The requirement is that either or both of the parties were ordinarily resident in a participating jurisdiction when the application for the declaration or order was made (or when they separated), and both parties were ordinarily resident in that jurisdiction during at least a third of the de facto relationship.
Financial Agreements can be made before, during and after the de-facto relationship (s90UB, 90UC, 90UD). Financial Agreements are binding if the requirements in s. 90UJ are met. Those requirements are precisely the same as those for Binding Financial Agreements for Married couples.
Agreements can be set aside (in the same way as present Binding Financial Agreements). A Court will apply a strict interpretive approach and strict compliance requirements should be applied. Failure to comply with the requirements will result in the agreement being set aside.
Recognized Cohabitation and Separation Agreements made under Part 19 Property Law Act (prior to the commencement date) remain binding provided that a State Court could not make an order that is inconsistent with the agreement.
Parties separated prior to commencement
Parties to a de facto relationship that broke down before commencement may choose for the new provisions to apply. Such a choice can be made if (a) no final order in respect of the property or financial resources of the de-facto parties, (b) no Recognized Agreement made pursuant to Part 19 Property Law Act (Qld) has been entered into, or (c) that such an agreement has been entered into but ceased to have effect without any property being distributed or maintenance being paid.
The choice must be made in writing, signed by both of the parties to the de facto relationship, and each of the parties was provided with independent legal advice and there is a certificate evidencing such advice.
There are no provisions in the Family Law Act that could enable a State Court to compel a party to ‘opt-in’. If proceedings have commenced (and provided the time limitation has not yet expired) both parties could agree to discontinue the State Court proceedings and re-commence in the Family Court or Federal Magistrates Court.

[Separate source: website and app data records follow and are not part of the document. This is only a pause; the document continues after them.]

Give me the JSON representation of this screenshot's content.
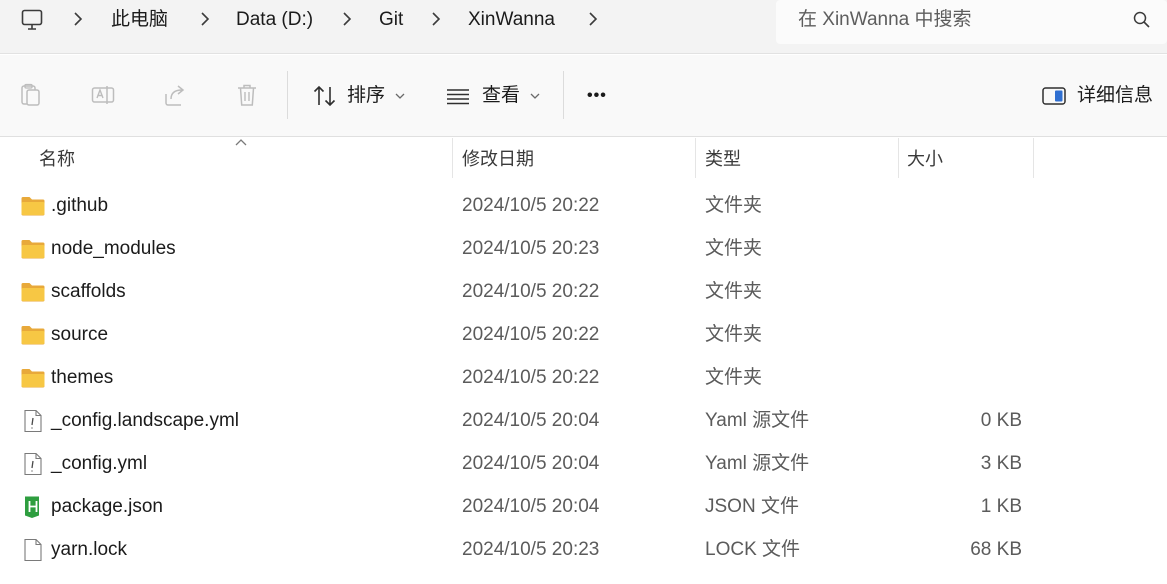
{
  "breadcrumb": {
    "root_icon": "computer-monitor-icon",
    "items": [
      "此电脑",
      "Data (D:)",
      "Git",
      "XinWanna"
    ]
  },
  "search": {
    "placeholder": "在 XinWanna 中搜索"
  },
  "toolbar": {
    "sort_label": "排序",
    "view_label": "查看",
    "more_label": "•••",
    "details_label": "详细信息"
  },
  "columns": {
    "name": "名称",
    "date": "修改日期",
    "type": "类型",
    "size": "大小"
  },
  "files": [
    {
      "name": ".github",
      "date": "2024/10/5 20:22",
      "type": "文件夹",
      "size": "",
      "icon": "folder"
    },
    {
      "name": "node_modules",
      "date": "2024/10/5 20:23",
      "type": "文件夹",
      "size": "",
      "icon": "folder"
    },
    {
      "name": "scaffolds",
      "date": "2024/10/5 20:22",
      "type": "文件夹",
      "size": "",
      "icon": "folder"
    },
    {
      "name": "source",
      "date": "2024/10/5 20:22",
      "type": "文件夹",
      "size": "",
      "icon": "folder"
    },
    {
      "name": "themes",
      "date": "2024/10/5 20:22",
      "type": "文件夹",
      "size": "",
      "icon": "folder"
    },
    {
      "name": "_config.landscape.yml",
      "date": "2024/10/5 20:04",
      "type": "Yaml 源文件",
      "size": "0 KB",
      "icon": "yaml"
    },
    {
      "name": "_config.yml",
      "date": "2024/10/5 20:04",
      "type": "Yaml 源文件",
      "size": "3 KB",
      "icon": "yaml"
    },
    {
      "name": "package.json",
      "date": "2024/10/5 20:04",
      "type": "JSON 文件",
      "size": "1 KB",
      "icon": "json"
    },
    {
      "name": "yarn.lock",
      "date": "2024/10/5 20:23",
      "type": "LOCK 文件",
      "size": "68 KB",
      "icon": "file"
    }
  ],
  "colors": {
    "folder": "#f7c744",
    "folder_back": "#e8a93a",
    "json_green": "#2e9e3f",
    "accent": "#2f6fd1"
  }
}
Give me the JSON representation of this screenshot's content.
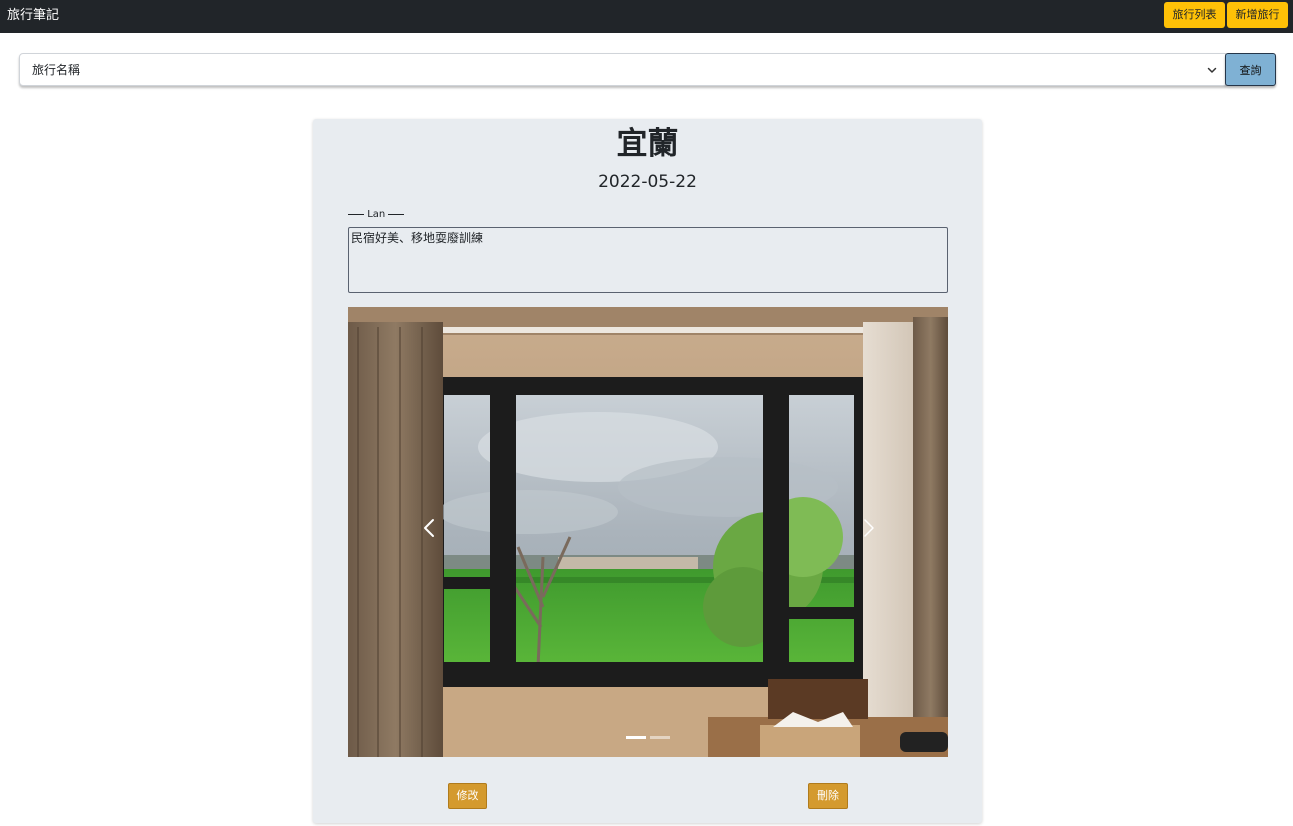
{
  "navbar": {
    "brand": "旅行筆記",
    "list_button": "旅行列表",
    "add_button": "新增旅行"
  },
  "search": {
    "select_value": "旅行名稱",
    "query_button": "查詢"
  },
  "trip": {
    "title": "宜蘭",
    "date": "2022-05-22",
    "author": "Lan",
    "note": "民宿好美、移地耍廢訓練",
    "photo_count": 2,
    "active_photo": 1
  },
  "actions": {
    "edit_label": "修改",
    "delete_label": "刪除"
  },
  "colors": {
    "navbar_bg": "#212529",
    "nav_button": "#ffc107",
    "query_button": "#7fb1d4",
    "card_bg": "#e8ecf0",
    "action_button": "#d49a2e"
  },
  "icons": {
    "select_chevron": "chevron-down-icon",
    "carousel_prev": "chevron-left-icon",
    "carousel_next": "chevron-right-icon"
  }
}
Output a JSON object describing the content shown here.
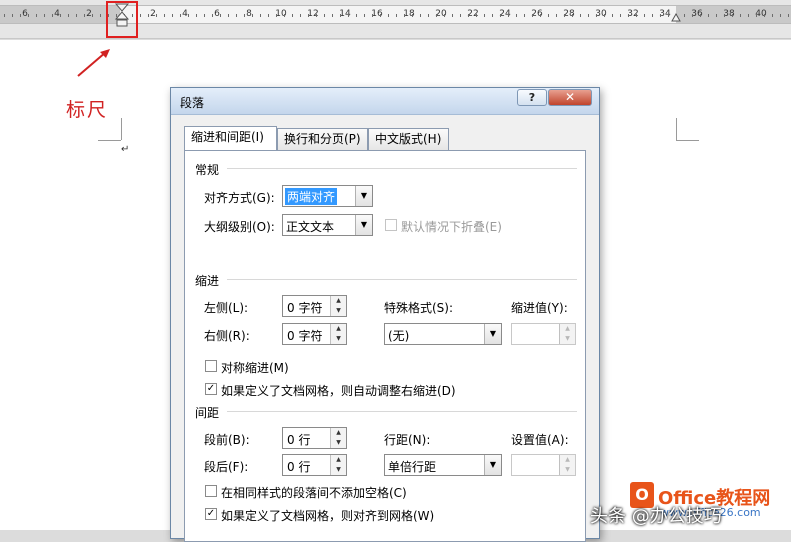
{
  "ruler": {
    "left_numbers": [
      "6",
      "4",
      "2"
    ],
    "right_numbers": [
      "2",
      "4",
      "6",
      "8",
      "10",
      "12",
      "14",
      "16",
      "18",
      "20",
      "22",
      "24",
      "26",
      "28",
      "30",
      "32",
      "34",
      "36",
      "38",
      "40"
    ]
  },
  "annotation": {
    "label": "标尺",
    "color": "#d12222"
  },
  "dialog": {
    "title": "段落",
    "help_label": "?",
    "close_label": "✕",
    "tabs": [
      {
        "label": "缩进和间距(I)",
        "active": true
      },
      {
        "label": "换行和分页(P)",
        "active": false
      },
      {
        "label": "中文版式(H)",
        "active": false
      }
    ],
    "general": {
      "heading": "常规",
      "alignment_label": "对齐方式(G):",
      "alignment_value": "两端对齐",
      "outline_label": "大纲级别(O):",
      "outline_value": "正文文本",
      "collapse_label": "默认情况下折叠(E)",
      "collapse_checked": false
    },
    "indent": {
      "heading": "缩进",
      "left_label": "左侧(L):",
      "left_value": "0 字符",
      "right_label": "右侧(R):",
      "right_value": "0 字符",
      "special_label": "特殊格式(S):",
      "special_value": "(无)",
      "by_label": "缩进值(Y):",
      "by_value": "",
      "mirror_label": "对称缩进(M)",
      "mirror_checked": false,
      "auto_adjust_label": "如果定义了文档网格，则自动调整右缩进(D)",
      "auto_adjust_checked": true
    },
    "spacing": {
      "heading": "间距",
      "before_label": "段前(B):",
      "before_value": "0 行",
      "after_label": "段后(F):",
      "after_value": "0 行",
      "line_spacing_label": "行距(N):",
      "line_spacing_value": "单倍行距",
      "at_label": "设置值(A):",
      "at_value": "",
      "no_space_label": "在相同样式的段落间不添加空格(C)",
      "no_space_checked": false,
      "snap_grid_label": "如果定义了文档网格，则对齐到网格(W)",
      "snap_grid_checked": true
    }
  },
  "watermark": {
    "logo_letter": "O",
    "brand": "Office教程网",
    "url": "www.office26.com",
    "overlay": "头条 @办公技巧"
  }
}
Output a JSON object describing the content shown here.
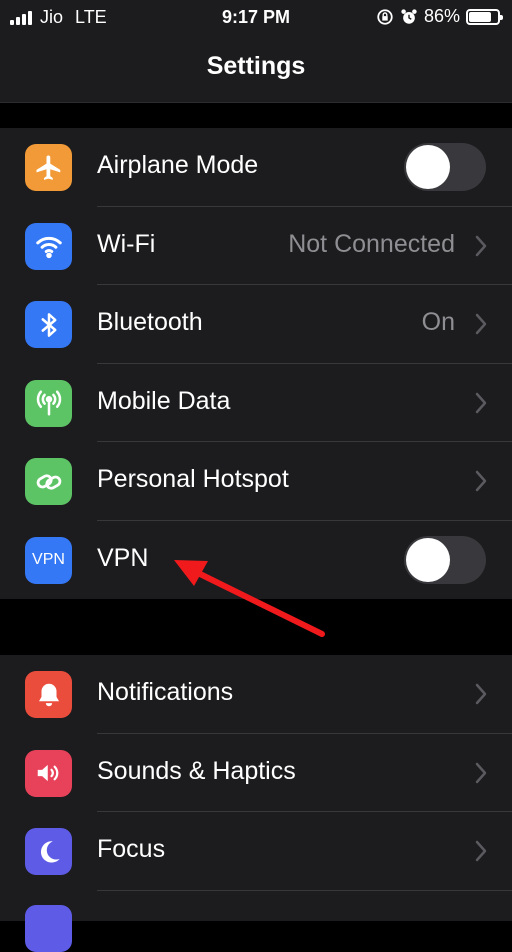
{
  "status_bar": {
    "carrier": "Jio",
    "network": "LTE",
    "time": "9:17 PM",
    "battery": "86%",
    "battery_level": 0.86
  },
  "header": {
    "title": "Settings"
  },
  "group1": [
    {
      "label": "Airplane Mode",
      "icon": "airplane-icon",
      "color": "#f19a37",
      "control": "toggle",
      "on": false
    },
    {
      "label": "Wi-Fi",
      "icon": "wifi-icon",
      "color": "#3478f6",
      "value": "Not Connected",
      "control": "chevron"
    },
    {
      "label": "Bluetooth",
      "icon": "bluetooth-icon",
      "color": "#3478f6",
      "value": "On",
      "control": "chevron"
    },
    {
      "label": "Mobile Data",
      "icon": "antenna-icon",
      "color": "#5dc466",
      "control": "chevron"
    },
    {
      "label": "Personal Hotspot",
      "icon": "hotspot-icon",
      "color": "#5dc466",
      "control": "chevron"
    },
    {
      "label": "VPN",
      "icon": "vpn-icon",
      "icon_text": "VPN",
      "color": "#3478f6",
      "control": "toggle",
      "on": false
    }
  ],
  "group2": [
    {
      "label": "Notifications",
      "icon": "bell-icon",
      "color": "#eb4d3d",
      "control": "chevron"
    },
    {
      "label": "Sounds & Haptics",
      "icon": "speaker-icon",
      "color": "#e8425b",
      "control": "chevron"
    },
    {
      "label": "Focus",
      "icon": "moon-icon",
      "color": "#5e5ce6",
      "control": "chevron"
    }
  ],
  "annotation_color": "#f0191c"
}
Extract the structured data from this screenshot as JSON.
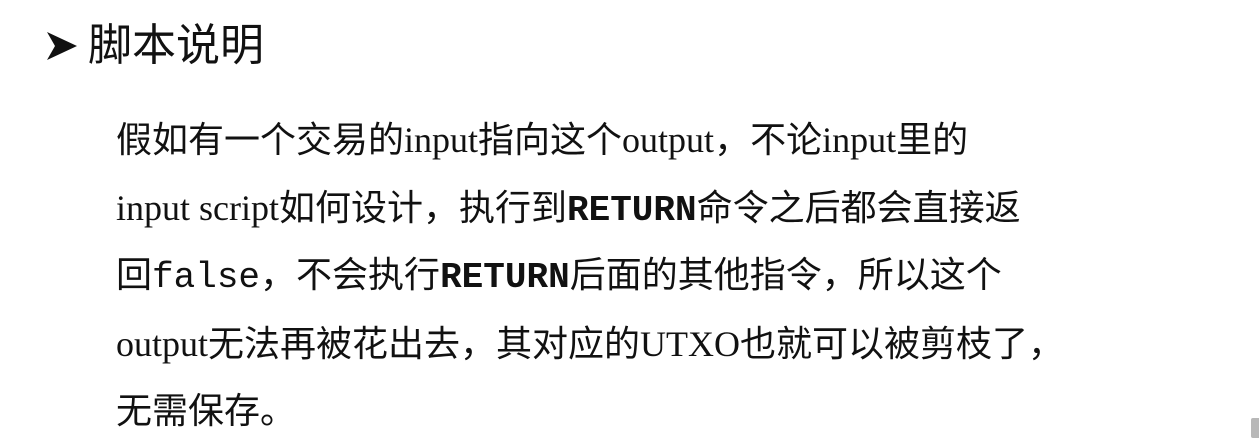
{
  "slide": {
    "heading": {
      "bullet_icon": "right-arrowhead-bullet",
      "text": "脚本说明"
    },
    "paragraph": {
      "lines": [
        [
          "假如有一个交易的",
          "input",
          "指向这个",
          "output",
          "，不论",
          "input",
          "里的"
        ],
        [
          "input script",
          "如何设计，执行到",
          "RETURN",
          "命令之后都会直接返"
        ],
        [
          "回",
          "false",
          "，不会执行",
          "RETURN",
          "后面的其他指令，所以这个"
        ],
        [
          "output",
          "无法再被花出去，其对应的",
          "UTXO",
          "也就可以被剪枝了，"
        ],
        [
          "无需保存。"
        ]
      ]
    }
  },
  "colors": {
    "text": "#111111",
    "background": "#ffffff",
    "scrollbar": "#b8b8b8"
  }
}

Where parties have separated after the commencement date, recognized separation agreements under the Property Law Act will be ineffective. The only options are to either prepare an agreement that meets the requirements of the Family Law Act, or by way of consent order pursuant to the Family Law Rules.
If a recognized agreement is in existence, at least in Queensland, it will not have been able to deal with the maintenance of a party, or parties, to the de facto relationship. Fresh agreements might be required to cover the possibility of a maintenance claim.
If the time limit has not yet expired, spousal maintenance claims might be able to be made even where there is a final division of property. In any event, a Court may make such orders for maintenance of a party, including lump sum orders, and orders for transfer of property to meet a maintenance liability, as it may consider appropriate.
Superannuation will be treated as property, and can now be split, either by agreement or by Court order. The full range of options previously available to Married couples can now be used, including provision of fixed based amounts, percentage splits, and splits during the payment phase. This includes self-managed superannuation funds. Orders can now be made binding on Third parties.
The Jurisdiction of the Courts in Bankruptcy will be able to be utilized.
Most importantly, parties will have access to the Rules and Procedures of the Family Court of Australia and Federal Magistrates Court of Australia, with the benefit of individualized case management, early intervention dispute resolution processes and pre-action proceedings (for applications to the Family Court of Australia).
De facto couples with both parenting and property disputes will be able to have all matters determined in one Court. In most cases, this will mean a significant cost saving for litigants.
To assist in interpretation of the amendments, the explanatory memorandum to the Bill (as it was), and the Bill digest are both available on the Australian Parliament website